• **How to complete this task**: Where a line below holds the string "Пополнение", copy that line.

··· Information given ···

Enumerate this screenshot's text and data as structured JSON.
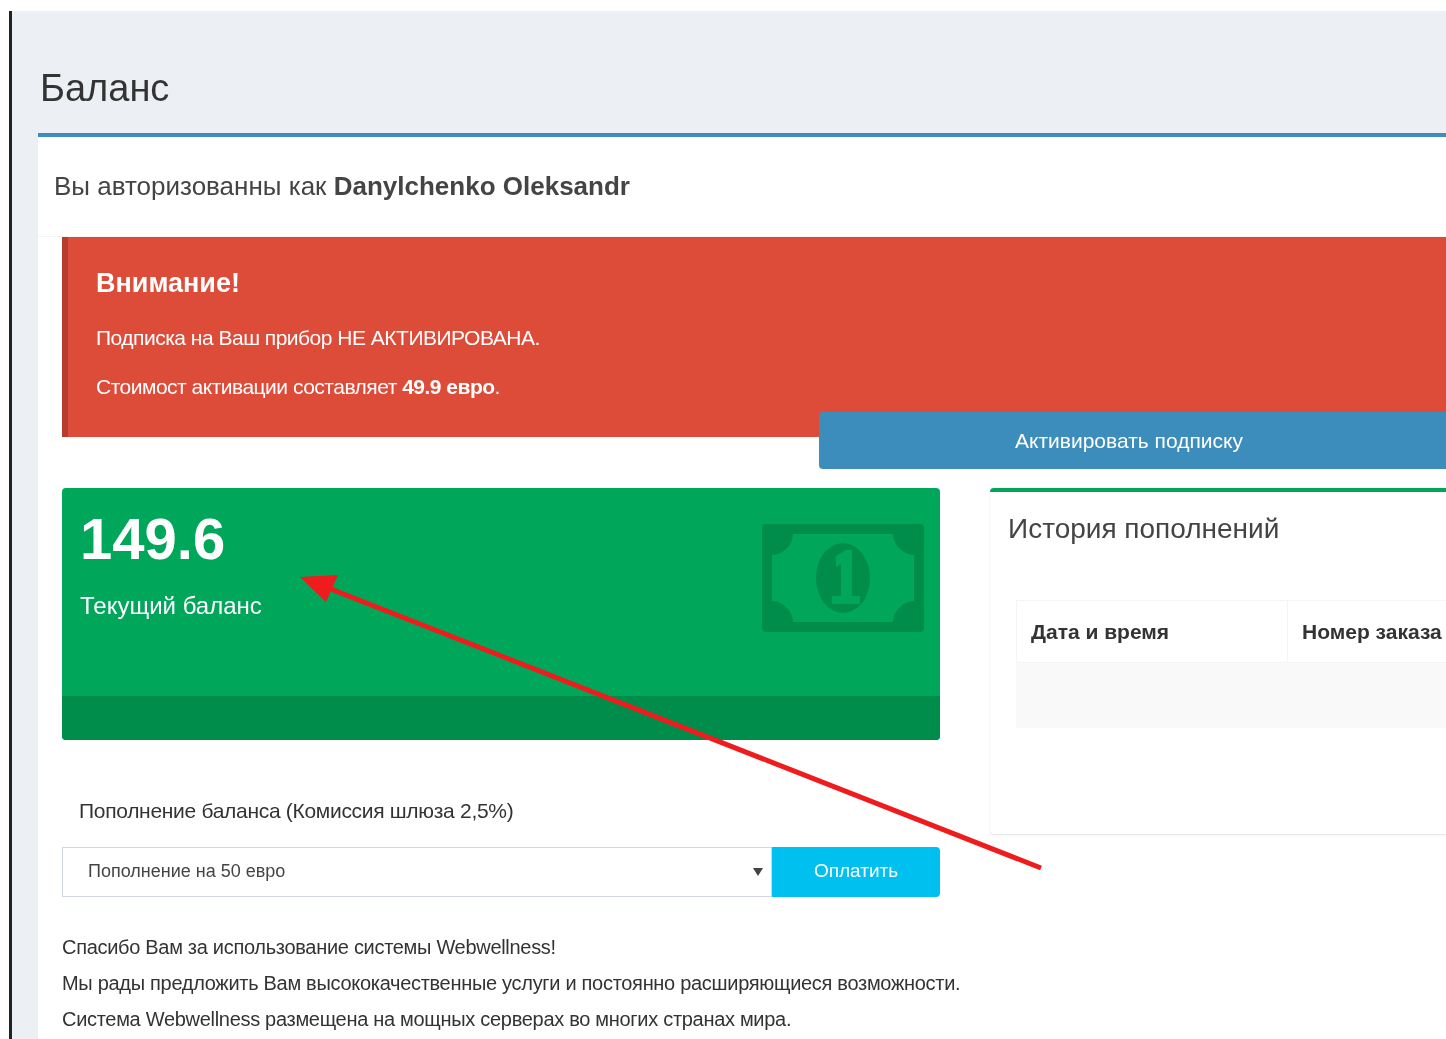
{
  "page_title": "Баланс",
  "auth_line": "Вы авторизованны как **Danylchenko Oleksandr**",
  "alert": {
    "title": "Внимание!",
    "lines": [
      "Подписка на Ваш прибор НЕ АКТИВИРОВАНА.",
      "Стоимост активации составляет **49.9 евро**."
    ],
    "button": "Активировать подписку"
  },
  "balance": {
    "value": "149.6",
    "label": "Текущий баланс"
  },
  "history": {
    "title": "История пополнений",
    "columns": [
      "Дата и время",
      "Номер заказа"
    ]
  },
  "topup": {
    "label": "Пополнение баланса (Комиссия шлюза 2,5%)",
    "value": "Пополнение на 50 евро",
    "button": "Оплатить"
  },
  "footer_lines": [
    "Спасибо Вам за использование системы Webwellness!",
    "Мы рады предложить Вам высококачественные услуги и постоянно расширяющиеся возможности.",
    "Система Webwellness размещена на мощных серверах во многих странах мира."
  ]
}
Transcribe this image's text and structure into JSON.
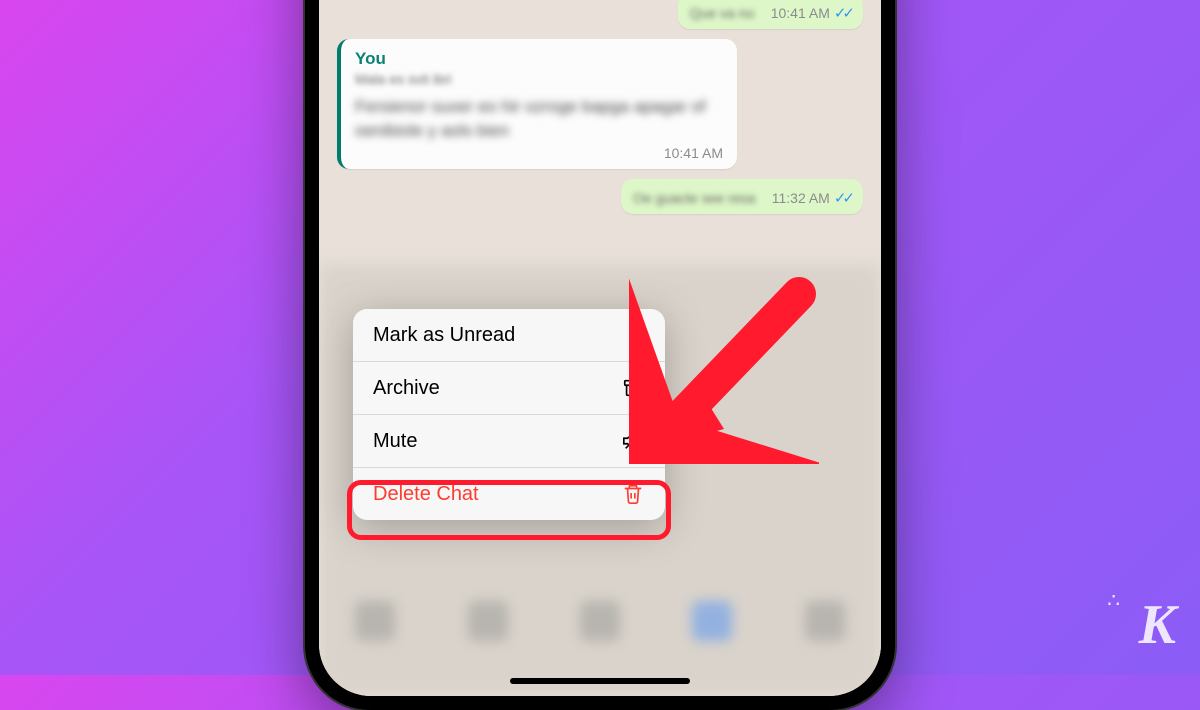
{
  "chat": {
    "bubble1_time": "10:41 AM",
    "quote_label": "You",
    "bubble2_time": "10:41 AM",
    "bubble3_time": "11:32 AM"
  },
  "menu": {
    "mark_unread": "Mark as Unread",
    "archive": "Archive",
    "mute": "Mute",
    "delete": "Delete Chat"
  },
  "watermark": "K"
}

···

• **Exercise solution**:
    "label": "Пополнение баланса (Комиссия шлюза 2,5%)",
    "value": "Пополнение на 50 евро",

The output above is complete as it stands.